(/~dap1955/dickens/, Dickens' Christmas Page). Dickens' describes the holiday as, "A good time: a kind, forgiving, charitable, pleasant time: the only time I know of in the long calendar of the year, when men and women seem by one consent to open the shut-up hearts freely, and to think of other people below them as if they really were fellow-passengers to the grave, and not another race of creatures bound on other journeys," (Levisohn) And that quote, I believe, is the very essence of Christmas today, not at the greedy commercialized level, but in one's heart and one's home.
Nicholas Nickleby got underway in 1838, and continued through October 1839, in which year Dickens resigned as editor of Bentley's Miscellany.
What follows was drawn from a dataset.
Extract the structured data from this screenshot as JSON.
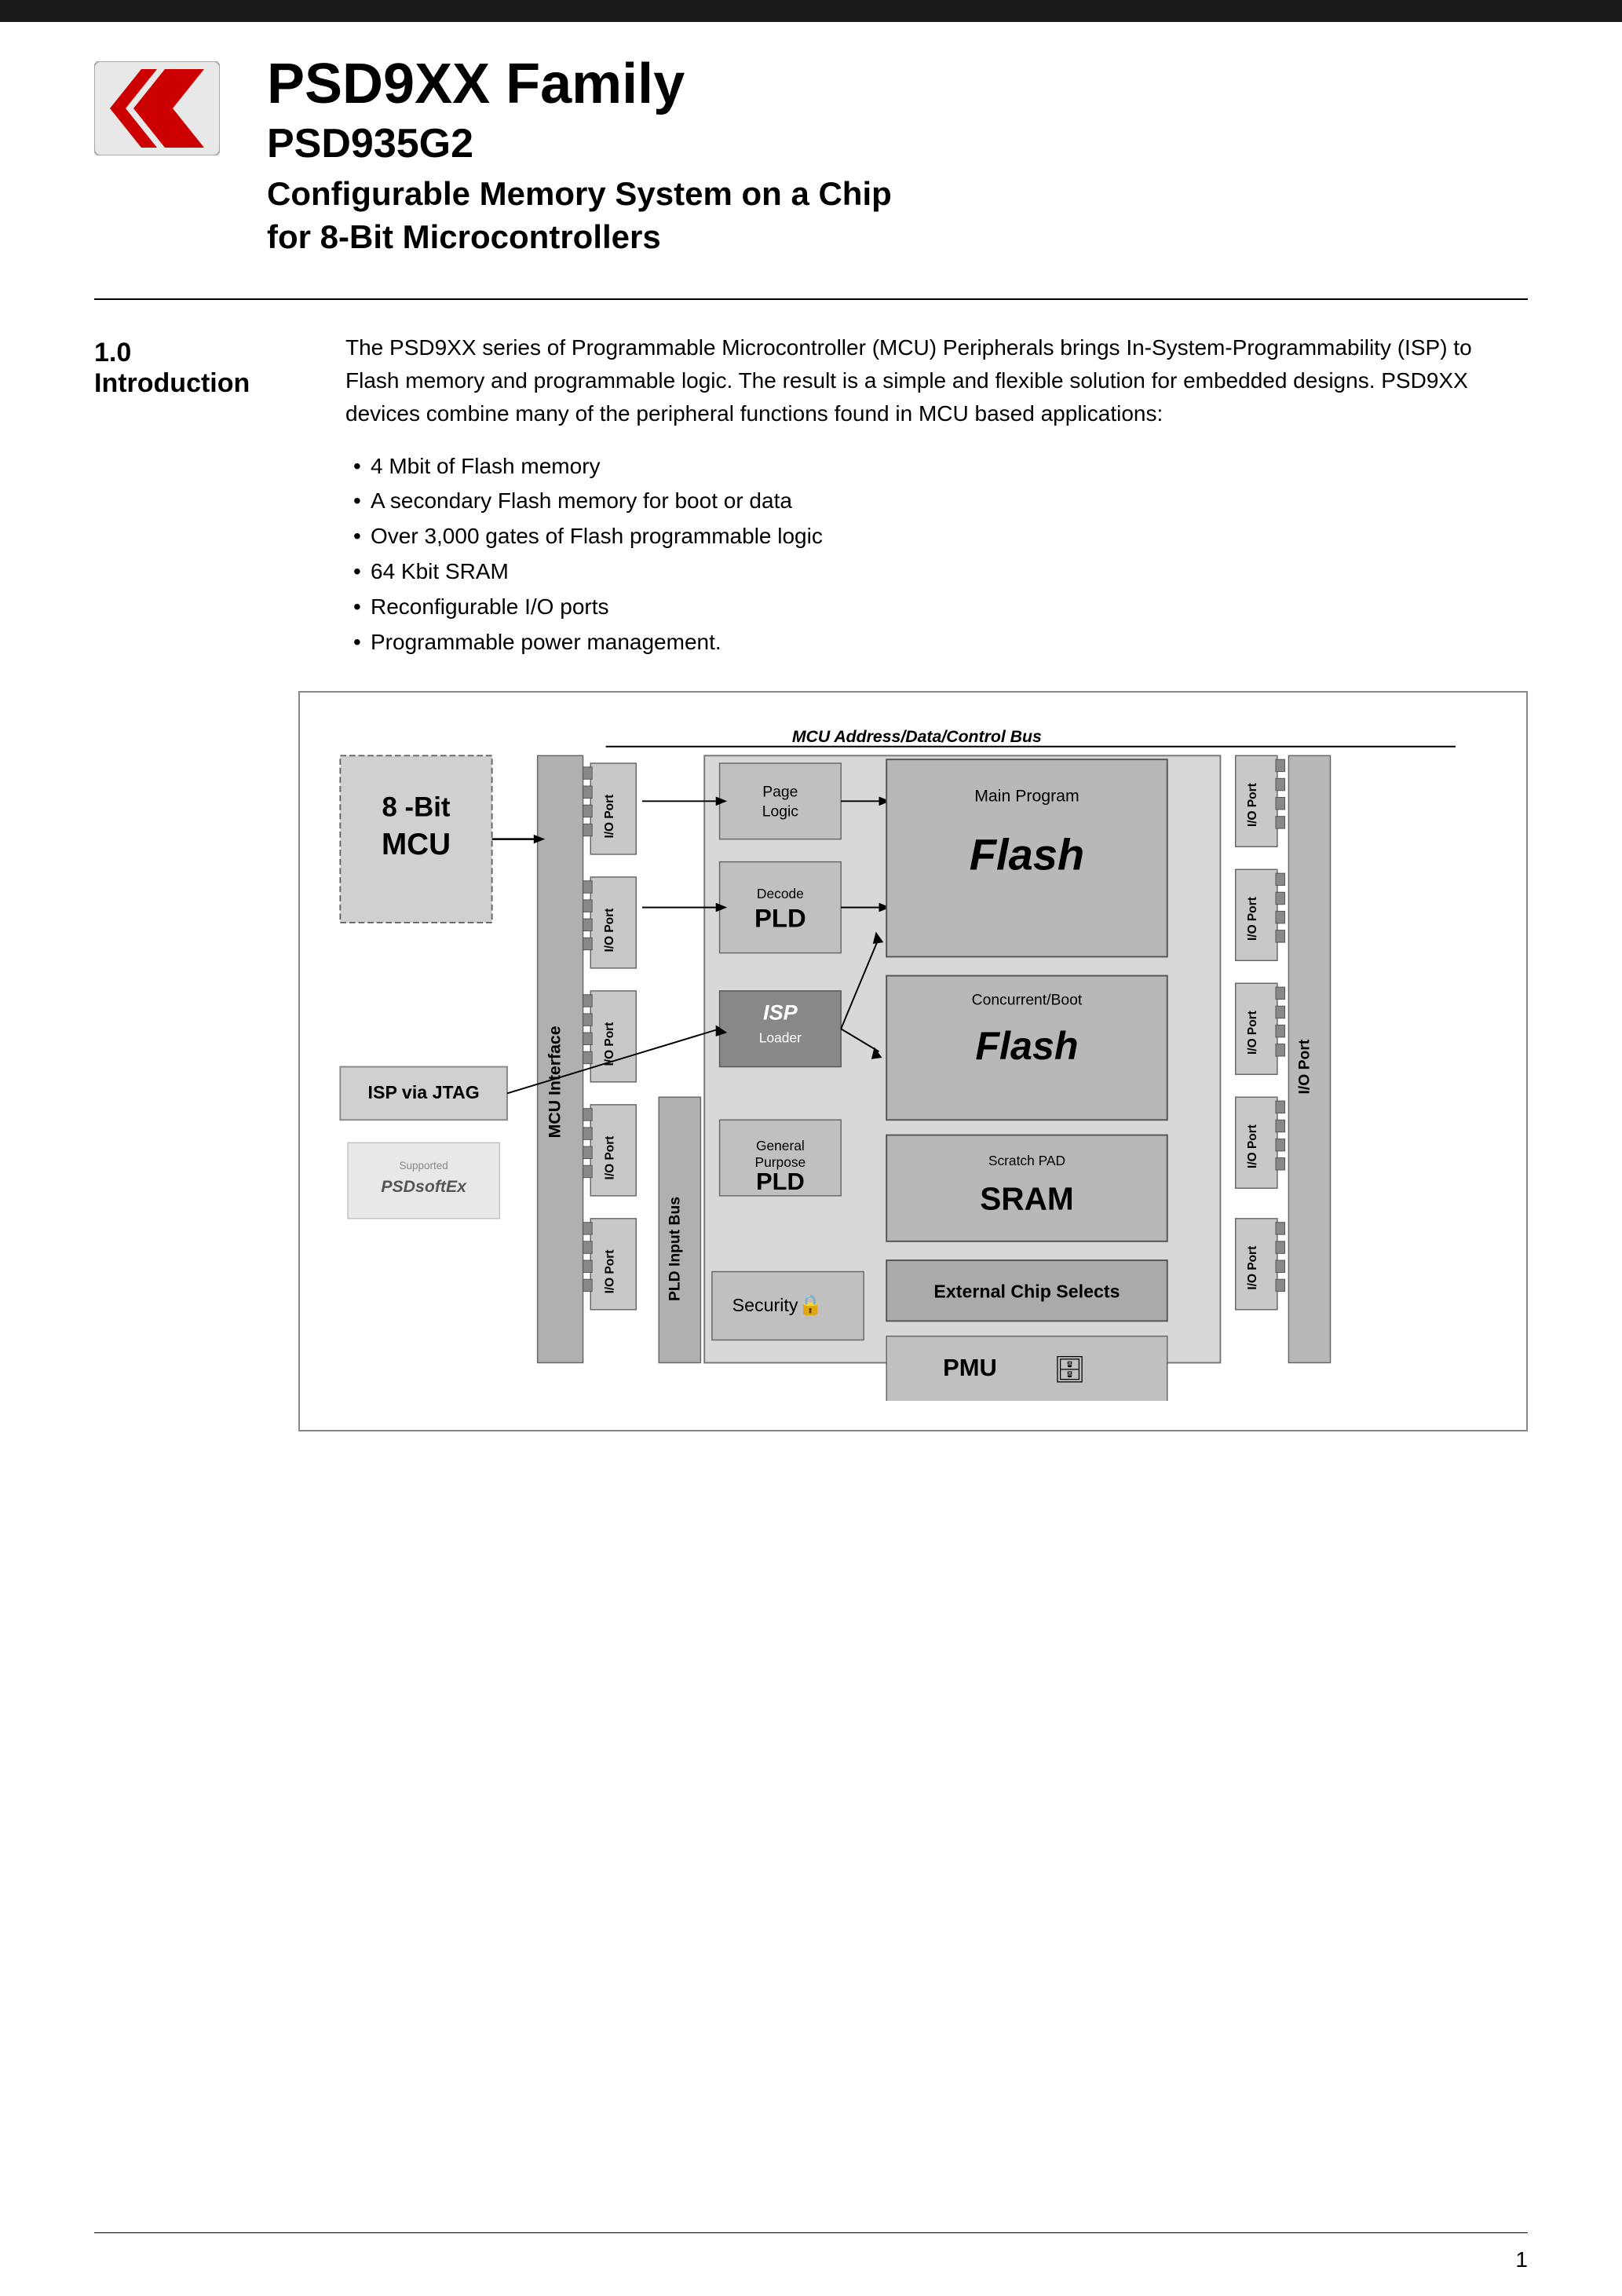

The first number of Master Humphrey's Clock appeared in 1840, and The Old Curiosity Shop, begun in Master Humphrey, continued through February 1841, when Dickens commenced Barnaby Rudge, which continued through November of that year. In 1842 he embarked on a visit to Canada and the United States in which he advocated international copyright (unscrupulous American publishers, in particular, were pirating his works) and the abolition of slavery. His American Notes, which created a furor in America (he commented unfavorably, for one thing, on the apparently universal -- and, so far as Dickens was concerned, highly distasteful -- American predilection for chewing tobacco and spitting the juice), appeared in October of that year. Martin Chuzzlewit, part of which was set in a not very flatteringly portrayed America, was begun in 1843, and ran through July 1844. A Christmas Carol, the first of Dickens's enormously successful Christmas books -- each, though they grew progressively darker, intended as "a whimsical